    Google Scholar 

  81. •• National Academies of Sciences, Engineering and Medicine. Assessing prevalence and trends in obesity: navigating the evidence. Washington, DC: National Academies Press; 2016. doi:10.17226/23505. This report highlights the important role that WIC height and weight data have played in tracking early childhood obesity prevalence trends and thus contributing to our understanding of the pediatric obesity epidemic in low-income populations in the USA.

    Google Scholar 

  82. Edmunds LS, Sekhobo JP, Dennison BA, Chiasson MA, Stratton HH, Davison KK. Association of prenatal participation in a public health nutrition program with healthy infant weight gain. Am J Public Health. 2014;104(Suppl 1):S35–42. doi:10.2105/AJPH.2013.301793.

    Article  PubMed  PubMed Central  Google Scholar 

  83. Jesaitis A, Race P. Eat well play hard—New York State’s initiative to prevent childhood obesity. Pediatr Nutr. 2000;23:11–3.

    Google Scholar 

  84. Whaley SE, McGregor S, Jian L, Gomez J, Harrison G, Jenks E. A WIC-based intervention to prevent early childhood overweight. J Nutr Educ and Behav. 2010;43(3):S47–51.

    Article  Google Scholar 

  85. Institute of Medicine. Planning a WIC research agenda: workshop summary. Washington, DC: National Academies Press; 2011.

    Google Scholar 

  86. National Academies of Sciences, Engineering and Medicine. Review of WIC food packages: improving balance and choice: final report. Washington, DC: National Academies Press; 2017. doi:10.17226/23655.

    Google Scholar 

Download references

Acknowledgements

The authors would like to thank Karla Molina for her assistance in conducting the literature review.

Author information

Authors and Affiliations

Authors

Corresponding author

Correspondence to Maria Koleilat.

Ethics declarations

Conflict of Interest

Maria Koleilat, Shannon E. Whaley, Kristine B. Esguerra, and Jackson P. Sekhobo declare that they have no conflict of interest.

Human and Animal Rights and Informed Consent

This article does not contain any studies with human or animal subjects performed by any of the authors.

Additional information

This article is part of the Topical Collection on Obesity

Rights and permissions

Reprints and Permissions

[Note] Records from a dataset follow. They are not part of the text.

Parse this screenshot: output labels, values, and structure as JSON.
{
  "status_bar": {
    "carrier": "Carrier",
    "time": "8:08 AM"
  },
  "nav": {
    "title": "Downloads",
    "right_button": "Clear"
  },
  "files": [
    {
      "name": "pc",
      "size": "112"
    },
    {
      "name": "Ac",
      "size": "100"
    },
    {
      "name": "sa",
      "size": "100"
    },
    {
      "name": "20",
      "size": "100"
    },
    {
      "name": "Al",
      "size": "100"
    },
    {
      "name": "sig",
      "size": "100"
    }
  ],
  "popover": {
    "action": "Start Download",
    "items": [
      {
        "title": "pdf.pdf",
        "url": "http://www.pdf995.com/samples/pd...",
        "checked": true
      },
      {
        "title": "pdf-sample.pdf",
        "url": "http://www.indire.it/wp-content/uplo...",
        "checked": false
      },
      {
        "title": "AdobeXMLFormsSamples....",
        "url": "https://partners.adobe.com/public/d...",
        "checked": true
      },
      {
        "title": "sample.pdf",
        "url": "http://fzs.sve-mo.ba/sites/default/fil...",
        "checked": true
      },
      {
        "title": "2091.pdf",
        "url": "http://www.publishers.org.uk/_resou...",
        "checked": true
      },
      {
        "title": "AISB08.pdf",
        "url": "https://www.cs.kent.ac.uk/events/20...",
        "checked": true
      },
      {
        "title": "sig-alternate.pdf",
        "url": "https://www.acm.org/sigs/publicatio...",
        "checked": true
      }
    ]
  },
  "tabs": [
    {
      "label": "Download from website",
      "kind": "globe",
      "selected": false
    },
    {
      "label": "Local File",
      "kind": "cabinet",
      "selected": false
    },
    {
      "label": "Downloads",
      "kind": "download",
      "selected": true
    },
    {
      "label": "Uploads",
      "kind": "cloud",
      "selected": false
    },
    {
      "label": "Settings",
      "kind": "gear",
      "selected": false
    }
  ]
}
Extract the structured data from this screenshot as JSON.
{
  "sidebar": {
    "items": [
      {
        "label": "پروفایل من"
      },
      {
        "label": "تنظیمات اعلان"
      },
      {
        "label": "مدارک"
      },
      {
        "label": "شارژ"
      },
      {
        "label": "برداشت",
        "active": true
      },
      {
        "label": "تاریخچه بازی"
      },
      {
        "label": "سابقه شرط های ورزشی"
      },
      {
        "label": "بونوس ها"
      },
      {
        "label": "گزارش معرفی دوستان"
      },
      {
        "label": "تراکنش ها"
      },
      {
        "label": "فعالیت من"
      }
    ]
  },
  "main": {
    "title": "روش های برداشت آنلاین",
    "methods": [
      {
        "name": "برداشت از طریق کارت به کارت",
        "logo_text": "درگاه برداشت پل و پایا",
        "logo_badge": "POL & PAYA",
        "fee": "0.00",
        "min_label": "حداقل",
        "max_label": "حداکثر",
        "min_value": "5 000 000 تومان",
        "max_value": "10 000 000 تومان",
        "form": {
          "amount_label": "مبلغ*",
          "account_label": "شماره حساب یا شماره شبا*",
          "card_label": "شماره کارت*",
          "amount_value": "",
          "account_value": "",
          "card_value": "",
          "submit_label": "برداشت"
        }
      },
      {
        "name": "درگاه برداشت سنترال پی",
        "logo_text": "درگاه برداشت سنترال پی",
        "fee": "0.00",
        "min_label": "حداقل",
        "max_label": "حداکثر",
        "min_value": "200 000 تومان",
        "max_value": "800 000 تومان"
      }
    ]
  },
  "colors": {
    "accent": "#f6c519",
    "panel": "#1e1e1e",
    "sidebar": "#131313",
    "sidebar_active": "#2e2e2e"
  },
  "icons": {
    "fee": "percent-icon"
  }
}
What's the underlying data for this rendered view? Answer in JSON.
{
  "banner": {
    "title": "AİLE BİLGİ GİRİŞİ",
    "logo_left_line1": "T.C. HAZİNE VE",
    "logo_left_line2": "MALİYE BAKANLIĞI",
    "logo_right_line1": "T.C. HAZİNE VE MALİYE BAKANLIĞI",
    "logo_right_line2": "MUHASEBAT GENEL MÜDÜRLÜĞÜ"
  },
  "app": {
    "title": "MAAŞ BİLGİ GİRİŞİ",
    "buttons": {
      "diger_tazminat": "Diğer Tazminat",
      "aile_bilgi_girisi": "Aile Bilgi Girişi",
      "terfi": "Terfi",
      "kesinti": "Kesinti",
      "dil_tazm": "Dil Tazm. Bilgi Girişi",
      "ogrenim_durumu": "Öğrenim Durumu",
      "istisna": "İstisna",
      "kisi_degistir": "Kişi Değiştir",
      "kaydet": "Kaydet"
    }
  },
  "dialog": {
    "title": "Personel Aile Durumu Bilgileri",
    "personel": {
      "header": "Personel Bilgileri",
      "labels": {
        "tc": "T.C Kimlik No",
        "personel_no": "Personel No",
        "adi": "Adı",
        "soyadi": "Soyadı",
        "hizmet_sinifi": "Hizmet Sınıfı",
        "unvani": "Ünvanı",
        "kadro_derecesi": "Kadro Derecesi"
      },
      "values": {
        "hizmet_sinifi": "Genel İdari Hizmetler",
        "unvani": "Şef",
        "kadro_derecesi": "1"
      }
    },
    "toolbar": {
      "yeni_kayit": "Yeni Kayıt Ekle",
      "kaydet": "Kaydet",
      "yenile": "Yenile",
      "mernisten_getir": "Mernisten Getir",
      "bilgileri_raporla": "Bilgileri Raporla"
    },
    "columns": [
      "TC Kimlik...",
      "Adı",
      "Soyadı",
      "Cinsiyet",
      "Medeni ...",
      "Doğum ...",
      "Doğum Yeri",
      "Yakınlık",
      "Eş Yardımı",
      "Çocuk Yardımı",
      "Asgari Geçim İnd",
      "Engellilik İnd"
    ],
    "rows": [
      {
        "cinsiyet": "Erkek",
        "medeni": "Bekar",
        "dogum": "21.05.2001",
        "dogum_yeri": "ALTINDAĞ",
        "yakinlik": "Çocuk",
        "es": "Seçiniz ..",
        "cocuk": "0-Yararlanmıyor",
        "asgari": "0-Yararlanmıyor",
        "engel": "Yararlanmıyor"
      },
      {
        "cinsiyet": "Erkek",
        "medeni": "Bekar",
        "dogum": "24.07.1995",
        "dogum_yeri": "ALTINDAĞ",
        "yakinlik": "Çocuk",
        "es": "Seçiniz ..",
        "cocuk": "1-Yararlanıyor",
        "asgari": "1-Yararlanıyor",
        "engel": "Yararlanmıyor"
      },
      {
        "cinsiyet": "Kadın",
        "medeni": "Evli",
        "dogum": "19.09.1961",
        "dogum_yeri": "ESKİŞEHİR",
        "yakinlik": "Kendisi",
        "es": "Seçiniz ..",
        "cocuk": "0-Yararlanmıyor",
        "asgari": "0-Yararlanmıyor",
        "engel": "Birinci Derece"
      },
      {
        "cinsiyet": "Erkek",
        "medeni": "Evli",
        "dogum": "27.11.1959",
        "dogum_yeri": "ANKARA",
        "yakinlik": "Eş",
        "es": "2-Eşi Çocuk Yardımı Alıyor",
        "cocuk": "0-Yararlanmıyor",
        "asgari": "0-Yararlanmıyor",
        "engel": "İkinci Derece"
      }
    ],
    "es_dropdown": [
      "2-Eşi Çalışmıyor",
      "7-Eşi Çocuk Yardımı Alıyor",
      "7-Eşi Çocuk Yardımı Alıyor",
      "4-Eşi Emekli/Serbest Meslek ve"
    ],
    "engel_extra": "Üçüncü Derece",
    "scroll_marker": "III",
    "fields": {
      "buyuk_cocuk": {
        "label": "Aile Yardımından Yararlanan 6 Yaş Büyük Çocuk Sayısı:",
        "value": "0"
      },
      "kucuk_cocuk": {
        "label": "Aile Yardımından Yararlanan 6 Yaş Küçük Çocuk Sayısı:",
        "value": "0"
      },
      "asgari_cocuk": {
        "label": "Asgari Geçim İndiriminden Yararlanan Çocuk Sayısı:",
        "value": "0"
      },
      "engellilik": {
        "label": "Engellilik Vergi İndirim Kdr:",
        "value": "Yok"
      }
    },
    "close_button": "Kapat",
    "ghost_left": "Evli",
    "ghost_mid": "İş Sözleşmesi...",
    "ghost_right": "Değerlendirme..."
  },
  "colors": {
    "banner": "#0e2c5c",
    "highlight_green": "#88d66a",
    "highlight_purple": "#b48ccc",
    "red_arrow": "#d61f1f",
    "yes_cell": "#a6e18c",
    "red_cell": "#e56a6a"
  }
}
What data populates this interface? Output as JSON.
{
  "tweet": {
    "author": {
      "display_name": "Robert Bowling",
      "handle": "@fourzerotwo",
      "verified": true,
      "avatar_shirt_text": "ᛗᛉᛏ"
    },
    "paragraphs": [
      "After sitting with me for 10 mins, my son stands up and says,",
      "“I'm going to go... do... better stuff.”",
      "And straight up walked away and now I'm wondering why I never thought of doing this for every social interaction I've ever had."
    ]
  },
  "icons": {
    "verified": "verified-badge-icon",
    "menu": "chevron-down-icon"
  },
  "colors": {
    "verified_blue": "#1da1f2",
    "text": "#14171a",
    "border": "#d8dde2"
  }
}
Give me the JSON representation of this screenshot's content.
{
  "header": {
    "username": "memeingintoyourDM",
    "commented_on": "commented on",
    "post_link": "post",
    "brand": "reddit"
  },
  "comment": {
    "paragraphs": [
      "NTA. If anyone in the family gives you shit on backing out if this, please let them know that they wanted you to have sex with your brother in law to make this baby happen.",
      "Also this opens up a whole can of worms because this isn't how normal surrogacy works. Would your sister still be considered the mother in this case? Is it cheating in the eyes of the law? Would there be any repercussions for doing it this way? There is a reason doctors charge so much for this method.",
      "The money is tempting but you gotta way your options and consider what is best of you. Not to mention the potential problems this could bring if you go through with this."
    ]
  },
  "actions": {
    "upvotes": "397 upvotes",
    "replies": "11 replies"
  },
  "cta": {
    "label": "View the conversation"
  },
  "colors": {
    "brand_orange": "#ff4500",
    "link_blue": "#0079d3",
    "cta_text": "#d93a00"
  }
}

About this article

Verify currency and authenticity via CrossMark

Cite this article

Koleilat, M., Whaley, S.E., Esguerra, K.B. et al. The Role of WIC in Obesity Prevention. Curr Pediatr Rep 5, 132–141 (2017). https://doi.org/10.1007/s40124-017-0135-6

Download citation

  • Published:

  • Issue Date:

  • DOI: https://doi.org/10.1007/s40124-017-0135-6

Keywords

  • WIC
  • Obesity prevention
  • Life course perspective
  • Breastfeeding
  • Nutrition education
  • Supplemental food packages